This project will result in a database, and each country draws a national report that will form the basis for a transnational analysis.
Zakynthos Archaeology Project
> Within the Zakynthos Archaeology project much attention has been paid to the conflict between local interests in archaeology and the effects of tourism. This research will be published in the final publication of the project, which is scheduled for 2015.
> Satricum Research Project
This project will result in the opening of the Satricum museum in Le Ferriere (Satricum) integrated with an archaeological park on the acropolis of the site. A smaller exhibition is planned in the local wine factory “Casale del Giglio”.
> Application for external funding Joint Initiative Programme “Cultural Heritage and Global Change: a new challenge for Europe” (JPICH): " Between Valletta and Faro: The meaning of archaeology for society"
The programme will initiate projects for the long-term. Individual projects, however, have a restricted time schedule. While each member of the group is individually engaged in specific projects (including exhibitions and publications) we will meet on a regular basis to share results and develop collective discursive projects.
> Discovering the Archaeologists of Europe 2012-2014 (Leonardo da Vinci Programme): 2012-2014
> Application for external funding Joint Initiative Programme “Cultural Heritage and Global Change: a new challenge for Europe” (JPICH): " Between Valletta and Faro: The meaning of archaeology for society" (in prep): 2013-2015
> Zakynthos Archaeology Project: sections on local contexts and Tourism will be published in 2015
> Satricum Research Project: The opening of the Satricum museum and archaeological park is due for 2013/2014; the exhibition in the wine factory “Casale del Giglio” is planned for 2014.

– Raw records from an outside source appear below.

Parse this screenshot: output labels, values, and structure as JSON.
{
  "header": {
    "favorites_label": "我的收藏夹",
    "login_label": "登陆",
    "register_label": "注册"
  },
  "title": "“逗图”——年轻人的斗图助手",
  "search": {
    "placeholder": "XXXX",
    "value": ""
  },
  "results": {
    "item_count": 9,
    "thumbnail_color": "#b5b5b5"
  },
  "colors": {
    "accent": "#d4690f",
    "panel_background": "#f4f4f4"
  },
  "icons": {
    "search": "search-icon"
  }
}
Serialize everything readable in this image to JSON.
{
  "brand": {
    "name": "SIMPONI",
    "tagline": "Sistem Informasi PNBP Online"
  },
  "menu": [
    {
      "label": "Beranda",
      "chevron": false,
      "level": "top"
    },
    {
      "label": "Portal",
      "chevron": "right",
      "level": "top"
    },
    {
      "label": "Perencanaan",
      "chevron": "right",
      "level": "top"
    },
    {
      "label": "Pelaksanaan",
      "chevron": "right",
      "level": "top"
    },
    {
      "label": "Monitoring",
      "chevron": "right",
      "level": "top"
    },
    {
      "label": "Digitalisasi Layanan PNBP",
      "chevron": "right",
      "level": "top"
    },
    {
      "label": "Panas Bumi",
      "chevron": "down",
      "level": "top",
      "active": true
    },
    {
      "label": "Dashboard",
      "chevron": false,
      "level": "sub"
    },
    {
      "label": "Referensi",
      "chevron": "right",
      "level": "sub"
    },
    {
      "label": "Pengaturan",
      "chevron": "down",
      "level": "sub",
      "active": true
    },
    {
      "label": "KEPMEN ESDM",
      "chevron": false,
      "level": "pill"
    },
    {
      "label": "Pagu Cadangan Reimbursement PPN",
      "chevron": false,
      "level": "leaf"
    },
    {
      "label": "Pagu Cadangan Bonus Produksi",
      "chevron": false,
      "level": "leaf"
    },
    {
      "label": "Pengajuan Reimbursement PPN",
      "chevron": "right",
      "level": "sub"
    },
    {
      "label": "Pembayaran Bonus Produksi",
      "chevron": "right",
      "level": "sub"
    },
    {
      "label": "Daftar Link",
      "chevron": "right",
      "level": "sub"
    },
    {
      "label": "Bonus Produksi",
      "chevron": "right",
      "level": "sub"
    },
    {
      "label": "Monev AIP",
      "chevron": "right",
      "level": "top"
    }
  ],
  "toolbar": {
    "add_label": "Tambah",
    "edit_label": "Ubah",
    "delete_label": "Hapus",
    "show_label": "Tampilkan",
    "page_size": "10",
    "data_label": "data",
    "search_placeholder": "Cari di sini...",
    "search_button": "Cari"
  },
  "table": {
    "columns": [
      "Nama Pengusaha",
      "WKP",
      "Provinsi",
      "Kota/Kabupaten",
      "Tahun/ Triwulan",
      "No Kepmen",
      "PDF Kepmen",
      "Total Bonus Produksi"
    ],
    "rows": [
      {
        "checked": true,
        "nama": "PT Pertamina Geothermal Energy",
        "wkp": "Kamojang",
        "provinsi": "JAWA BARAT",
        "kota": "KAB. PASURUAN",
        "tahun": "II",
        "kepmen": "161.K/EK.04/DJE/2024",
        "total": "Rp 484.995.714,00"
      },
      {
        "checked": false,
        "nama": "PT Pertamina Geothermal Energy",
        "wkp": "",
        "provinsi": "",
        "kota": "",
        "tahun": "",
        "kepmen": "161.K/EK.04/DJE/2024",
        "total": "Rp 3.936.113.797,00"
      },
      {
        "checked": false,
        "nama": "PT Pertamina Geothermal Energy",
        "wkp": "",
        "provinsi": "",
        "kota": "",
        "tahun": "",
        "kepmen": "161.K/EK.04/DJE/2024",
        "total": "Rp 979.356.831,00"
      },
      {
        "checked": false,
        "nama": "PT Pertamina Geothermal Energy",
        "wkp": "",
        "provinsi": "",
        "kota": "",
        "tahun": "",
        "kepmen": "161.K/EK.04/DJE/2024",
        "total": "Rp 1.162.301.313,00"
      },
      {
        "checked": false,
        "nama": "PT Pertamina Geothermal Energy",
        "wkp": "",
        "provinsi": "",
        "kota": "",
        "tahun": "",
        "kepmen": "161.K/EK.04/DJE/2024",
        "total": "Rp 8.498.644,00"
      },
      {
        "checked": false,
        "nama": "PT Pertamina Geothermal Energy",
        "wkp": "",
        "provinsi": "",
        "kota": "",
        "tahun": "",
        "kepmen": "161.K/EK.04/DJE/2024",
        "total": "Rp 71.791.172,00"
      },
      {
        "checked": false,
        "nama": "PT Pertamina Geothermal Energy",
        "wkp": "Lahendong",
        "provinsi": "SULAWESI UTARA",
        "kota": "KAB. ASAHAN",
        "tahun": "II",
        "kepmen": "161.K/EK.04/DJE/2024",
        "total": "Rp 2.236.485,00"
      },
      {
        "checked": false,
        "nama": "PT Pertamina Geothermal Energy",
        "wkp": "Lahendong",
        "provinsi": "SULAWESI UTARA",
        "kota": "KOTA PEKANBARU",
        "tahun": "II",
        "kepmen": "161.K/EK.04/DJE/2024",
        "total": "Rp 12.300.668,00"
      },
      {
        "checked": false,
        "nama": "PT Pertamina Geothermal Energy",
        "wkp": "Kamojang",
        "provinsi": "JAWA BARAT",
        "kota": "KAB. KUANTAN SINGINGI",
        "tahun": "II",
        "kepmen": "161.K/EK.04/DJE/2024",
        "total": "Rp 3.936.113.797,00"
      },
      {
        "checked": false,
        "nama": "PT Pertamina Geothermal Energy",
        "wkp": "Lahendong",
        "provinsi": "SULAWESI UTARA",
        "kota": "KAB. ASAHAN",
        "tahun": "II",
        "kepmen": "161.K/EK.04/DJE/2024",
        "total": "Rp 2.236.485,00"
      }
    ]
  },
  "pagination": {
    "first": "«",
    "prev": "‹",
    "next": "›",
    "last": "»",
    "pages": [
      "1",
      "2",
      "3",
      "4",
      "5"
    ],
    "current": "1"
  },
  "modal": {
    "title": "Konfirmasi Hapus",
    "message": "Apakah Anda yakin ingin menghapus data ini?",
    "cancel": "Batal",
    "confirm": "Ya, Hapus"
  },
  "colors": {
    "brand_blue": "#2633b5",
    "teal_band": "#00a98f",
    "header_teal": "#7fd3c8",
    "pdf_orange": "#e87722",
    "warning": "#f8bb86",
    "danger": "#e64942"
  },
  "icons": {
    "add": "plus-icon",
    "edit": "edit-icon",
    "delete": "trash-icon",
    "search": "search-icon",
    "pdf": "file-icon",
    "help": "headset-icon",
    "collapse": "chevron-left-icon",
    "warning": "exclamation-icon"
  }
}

Integrating the archaeological-historical landscape into spatial planning is a growing trend leading to increase and accentuation of historic monuments in public space. Archaeological heritage is part and parcel of the modern landscape and its development. Understanding the structuration of meaning - by groups, institutions or sometimes individuals - attached to and derived from archaeological heritage delivers intrinsic important knowledge about society and is of relevance in the discussion about public support and sustainability.